IPAB hauls up the Trademark Registry for a ‘classic case of official indifference’
The Intellectual Property Appellate Board (IPAB) passed an order a couple of days back, which brought on record the problems faced by trademark proprietors with the functioning of the Trademark Registry.
They recently heard an appeal from an order of abandonment passed in an opposition matter along with several miscellaneous petitions which can be found here (OA/31/2013/TM/MUM).
The Appellant had filed it’s trademark application in May 1992 through its Indian counsel. The mark went through the examination process and was advertised in the journal on January 8, 2001. On March 02, 2001, the respondent had filed a Notice of Opposition opposing the registration of the mark. On May 15, 2001 the present counsels filed an application to take over the matter.
Since the new counsels had not received the notice of opposition, on June 01, 2004, they filed a letter with the Registry requesting a copy of the notice so that they could proceed, but this was not responded to (no surprises there). Finally when the documents of the Registry digitized and with the records made available online, the counsels for the appellant found out that the mark had been abandoned. Seeking clarification on the matter, they filed a letter with the Registry on July 23, 2008, which was also not responded to.
The next logical step, since the Registry was not responding to any letter, was to file an application under the Right to Information Act, which forces the Registry into replying (we’ve blogged about using this tactic over here). The RTI application was filed for which the Registry responded to in September 2008 stating that an investigation was going on.
On January 16, 2009, the counsels wrote another letter to the Registrar asking for information on how the mark could be abandoned when they had not received the notice which was also not responded to (since this is quite repetitive from now on all letters filed will be treated as not responded to unless otherwise mentioned)
In April of 2009, since the Registrar was not taking any action, the counsels dispatched a letter to the Controller General asking for intervention.
In June and July of 2011, more letters were filed with the Registry.

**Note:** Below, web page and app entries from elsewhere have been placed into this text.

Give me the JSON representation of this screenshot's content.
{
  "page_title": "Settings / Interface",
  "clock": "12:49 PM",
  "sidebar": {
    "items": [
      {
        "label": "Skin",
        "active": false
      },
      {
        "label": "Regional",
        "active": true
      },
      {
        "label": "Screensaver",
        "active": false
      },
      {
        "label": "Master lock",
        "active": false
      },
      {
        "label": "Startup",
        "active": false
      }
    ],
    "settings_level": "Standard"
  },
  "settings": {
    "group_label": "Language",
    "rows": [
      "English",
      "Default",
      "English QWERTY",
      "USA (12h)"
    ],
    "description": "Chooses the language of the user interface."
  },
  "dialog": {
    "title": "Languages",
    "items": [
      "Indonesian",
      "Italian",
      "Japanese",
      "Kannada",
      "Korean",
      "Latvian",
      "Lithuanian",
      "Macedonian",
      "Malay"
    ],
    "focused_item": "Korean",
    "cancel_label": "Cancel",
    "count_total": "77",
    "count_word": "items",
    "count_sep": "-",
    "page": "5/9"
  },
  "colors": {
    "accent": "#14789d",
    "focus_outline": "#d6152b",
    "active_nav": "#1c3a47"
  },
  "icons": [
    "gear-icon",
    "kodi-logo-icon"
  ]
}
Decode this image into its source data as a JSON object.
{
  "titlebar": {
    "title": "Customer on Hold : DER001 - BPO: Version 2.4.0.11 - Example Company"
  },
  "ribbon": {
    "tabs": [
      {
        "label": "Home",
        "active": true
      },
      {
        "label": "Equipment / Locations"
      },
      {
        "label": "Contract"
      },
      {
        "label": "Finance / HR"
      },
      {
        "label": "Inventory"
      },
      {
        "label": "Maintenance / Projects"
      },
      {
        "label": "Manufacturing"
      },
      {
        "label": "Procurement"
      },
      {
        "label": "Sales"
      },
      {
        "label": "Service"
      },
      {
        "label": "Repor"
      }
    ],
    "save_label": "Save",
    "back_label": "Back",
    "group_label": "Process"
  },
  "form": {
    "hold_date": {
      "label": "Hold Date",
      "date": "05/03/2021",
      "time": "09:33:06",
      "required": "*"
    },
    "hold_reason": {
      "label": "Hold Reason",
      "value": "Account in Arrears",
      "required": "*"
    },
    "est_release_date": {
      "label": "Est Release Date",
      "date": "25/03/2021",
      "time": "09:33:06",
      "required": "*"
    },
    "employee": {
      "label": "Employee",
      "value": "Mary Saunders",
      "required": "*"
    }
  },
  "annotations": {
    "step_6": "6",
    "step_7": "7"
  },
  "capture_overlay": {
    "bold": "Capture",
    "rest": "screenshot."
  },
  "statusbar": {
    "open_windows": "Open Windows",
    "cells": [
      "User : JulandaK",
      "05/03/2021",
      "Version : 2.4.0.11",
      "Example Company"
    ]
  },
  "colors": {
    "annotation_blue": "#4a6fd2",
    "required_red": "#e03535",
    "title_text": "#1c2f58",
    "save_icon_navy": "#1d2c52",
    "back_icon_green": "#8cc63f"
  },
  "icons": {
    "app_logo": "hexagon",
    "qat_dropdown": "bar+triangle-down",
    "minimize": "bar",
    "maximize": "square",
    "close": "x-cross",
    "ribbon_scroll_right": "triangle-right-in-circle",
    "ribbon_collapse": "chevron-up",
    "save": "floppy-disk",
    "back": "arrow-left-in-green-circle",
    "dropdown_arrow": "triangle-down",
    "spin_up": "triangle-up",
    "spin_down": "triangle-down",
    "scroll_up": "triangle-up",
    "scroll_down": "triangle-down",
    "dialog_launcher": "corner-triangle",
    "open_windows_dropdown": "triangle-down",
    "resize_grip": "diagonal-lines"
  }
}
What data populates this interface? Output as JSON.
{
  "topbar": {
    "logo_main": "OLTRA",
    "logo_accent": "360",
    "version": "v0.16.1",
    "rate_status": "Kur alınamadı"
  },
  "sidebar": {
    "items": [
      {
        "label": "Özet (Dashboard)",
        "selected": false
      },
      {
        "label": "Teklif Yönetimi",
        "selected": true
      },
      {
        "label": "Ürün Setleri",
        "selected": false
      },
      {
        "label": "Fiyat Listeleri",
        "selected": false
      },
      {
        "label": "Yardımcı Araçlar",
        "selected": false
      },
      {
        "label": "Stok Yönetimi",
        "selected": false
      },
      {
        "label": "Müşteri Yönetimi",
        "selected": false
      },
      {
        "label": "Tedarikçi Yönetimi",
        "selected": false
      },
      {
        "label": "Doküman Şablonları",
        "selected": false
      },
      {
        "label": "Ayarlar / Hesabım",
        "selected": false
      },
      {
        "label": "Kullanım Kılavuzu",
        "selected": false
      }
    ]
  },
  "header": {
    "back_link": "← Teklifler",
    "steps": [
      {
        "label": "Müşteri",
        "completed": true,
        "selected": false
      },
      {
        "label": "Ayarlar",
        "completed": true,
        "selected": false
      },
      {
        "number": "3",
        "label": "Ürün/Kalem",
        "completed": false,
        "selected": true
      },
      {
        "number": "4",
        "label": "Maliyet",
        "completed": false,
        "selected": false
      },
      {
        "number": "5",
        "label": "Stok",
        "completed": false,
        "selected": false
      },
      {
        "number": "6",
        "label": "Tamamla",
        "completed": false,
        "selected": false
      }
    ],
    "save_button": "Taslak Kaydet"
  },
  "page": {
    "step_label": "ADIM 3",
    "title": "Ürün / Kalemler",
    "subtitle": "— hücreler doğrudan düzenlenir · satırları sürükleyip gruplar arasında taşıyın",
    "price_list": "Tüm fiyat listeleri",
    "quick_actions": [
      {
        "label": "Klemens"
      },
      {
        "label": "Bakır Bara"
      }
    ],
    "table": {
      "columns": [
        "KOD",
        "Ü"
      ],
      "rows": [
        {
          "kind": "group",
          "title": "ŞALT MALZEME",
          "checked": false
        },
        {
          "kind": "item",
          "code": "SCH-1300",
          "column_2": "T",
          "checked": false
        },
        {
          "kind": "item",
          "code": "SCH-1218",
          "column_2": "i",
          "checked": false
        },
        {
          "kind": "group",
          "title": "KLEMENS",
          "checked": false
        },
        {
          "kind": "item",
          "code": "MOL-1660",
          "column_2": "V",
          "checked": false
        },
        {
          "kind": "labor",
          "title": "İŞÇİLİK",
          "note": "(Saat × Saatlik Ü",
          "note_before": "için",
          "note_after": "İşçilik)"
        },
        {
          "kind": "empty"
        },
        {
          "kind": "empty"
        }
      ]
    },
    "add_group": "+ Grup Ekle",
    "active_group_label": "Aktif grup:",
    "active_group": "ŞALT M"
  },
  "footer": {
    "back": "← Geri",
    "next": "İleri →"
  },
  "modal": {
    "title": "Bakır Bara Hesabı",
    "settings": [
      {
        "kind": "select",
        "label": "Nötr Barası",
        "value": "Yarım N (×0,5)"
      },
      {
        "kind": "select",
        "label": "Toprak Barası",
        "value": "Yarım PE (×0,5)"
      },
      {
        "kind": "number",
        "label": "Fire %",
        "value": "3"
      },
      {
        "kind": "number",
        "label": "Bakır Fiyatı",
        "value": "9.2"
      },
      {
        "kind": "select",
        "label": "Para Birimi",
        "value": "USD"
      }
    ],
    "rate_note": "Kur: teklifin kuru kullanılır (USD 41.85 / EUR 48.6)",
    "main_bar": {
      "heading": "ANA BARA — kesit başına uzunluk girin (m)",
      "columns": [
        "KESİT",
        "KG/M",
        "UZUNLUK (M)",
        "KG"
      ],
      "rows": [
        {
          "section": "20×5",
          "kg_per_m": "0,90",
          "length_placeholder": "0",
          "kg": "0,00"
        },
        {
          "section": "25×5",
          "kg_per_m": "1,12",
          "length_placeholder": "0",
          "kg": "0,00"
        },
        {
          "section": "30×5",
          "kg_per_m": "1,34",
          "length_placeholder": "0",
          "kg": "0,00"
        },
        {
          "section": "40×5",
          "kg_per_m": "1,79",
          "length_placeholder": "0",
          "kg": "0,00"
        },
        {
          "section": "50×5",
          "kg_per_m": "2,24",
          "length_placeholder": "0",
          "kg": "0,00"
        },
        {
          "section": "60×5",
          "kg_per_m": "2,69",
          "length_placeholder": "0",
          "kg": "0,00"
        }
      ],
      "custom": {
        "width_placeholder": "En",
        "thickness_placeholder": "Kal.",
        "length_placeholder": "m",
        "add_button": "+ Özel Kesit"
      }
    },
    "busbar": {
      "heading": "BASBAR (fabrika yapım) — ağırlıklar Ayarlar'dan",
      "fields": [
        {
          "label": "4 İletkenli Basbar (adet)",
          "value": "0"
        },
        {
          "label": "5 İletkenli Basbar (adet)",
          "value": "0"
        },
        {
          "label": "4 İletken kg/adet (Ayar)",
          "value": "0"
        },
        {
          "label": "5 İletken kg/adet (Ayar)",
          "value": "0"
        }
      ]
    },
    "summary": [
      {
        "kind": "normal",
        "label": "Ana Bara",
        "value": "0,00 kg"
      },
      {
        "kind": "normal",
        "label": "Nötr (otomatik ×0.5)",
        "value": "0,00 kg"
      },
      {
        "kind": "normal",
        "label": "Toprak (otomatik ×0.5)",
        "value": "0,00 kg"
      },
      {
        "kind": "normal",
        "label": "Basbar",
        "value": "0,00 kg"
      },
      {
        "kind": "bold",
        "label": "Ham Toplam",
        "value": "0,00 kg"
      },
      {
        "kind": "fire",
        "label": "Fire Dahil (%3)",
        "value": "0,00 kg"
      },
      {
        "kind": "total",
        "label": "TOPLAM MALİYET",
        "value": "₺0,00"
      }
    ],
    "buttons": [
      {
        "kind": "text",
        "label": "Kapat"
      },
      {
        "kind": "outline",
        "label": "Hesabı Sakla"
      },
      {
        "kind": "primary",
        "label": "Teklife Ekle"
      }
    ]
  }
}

In June 2011, the Appellant and the Opponent decided to settle the matter and accordingly the Opponent filed a letter withdrawing the opposition. The Appellant’s counsels wrote to the Registry with this information mentioning that since the opposition was withdrawn the mark should be registered.
Finally in May 2012, the Registry website carried an order passed by a Senior Examiner abandoning the mark. The Appellants then filed the appeal against the order in August 2012 within three months of them finding the order.
The IPAB did not mince words on this matter where they stated
We disapprove of this attitude of an authority vested with quasi-judicial powers. When letters are written on behalf of a party pursuing the statutory proceedings, it is in fact the duty of the Trade Marks Registry to give replies accurately and as early as possible.
The IPAB after hearing the facts has directed the Registry to respond to certain questions within two weeks of receipt of the order
- Why did the online status mention ‘abandoned’ in 2008 when the order was passed only in 2009?
- Why weren’t any of the letters filed by the Appellant not responded to?
- Why was there no communication on the order even after the Opponents withdrew the opposition?
- Why was the order passed by a ‘Senior Examiner’ and not the ‘Registrar’?
- Is there any evidence to show that the notice was served on any party?
While the Registry is yet to respond to these pertinent questions, one just hopes that they buck the trend and actually respond for a change.
While this case does bring to light the shocking apathy of the trademark office, unfortunately, it is not a single incident. At present there are several files that I’m working on various stages of inertia because of the mistakes and non-responsiveness of the Trademark Registry. The problem with inaction by the Registry is that no counter positive action can be taken. Only if an order is passed, denying something, can a party approach the IPAB on appeal. By delaying the order, the Appellants were unable to do much for close to 12 years.
The positive to take away from this case was seeing the IPAB’s response. They looked into the facts with a great deal of sympathy for the Appellant who had done everything in its power to get matters moving.
Trademark Prosecution work is challenging, but it does provide counsels with an opportunity to explore the law and use it creatively. From filing RTI applications to approaching the courts and the IPAB, as Trademark Lawyer you’ve got to think outside the proverbial box. That does make my job very exciting indeed.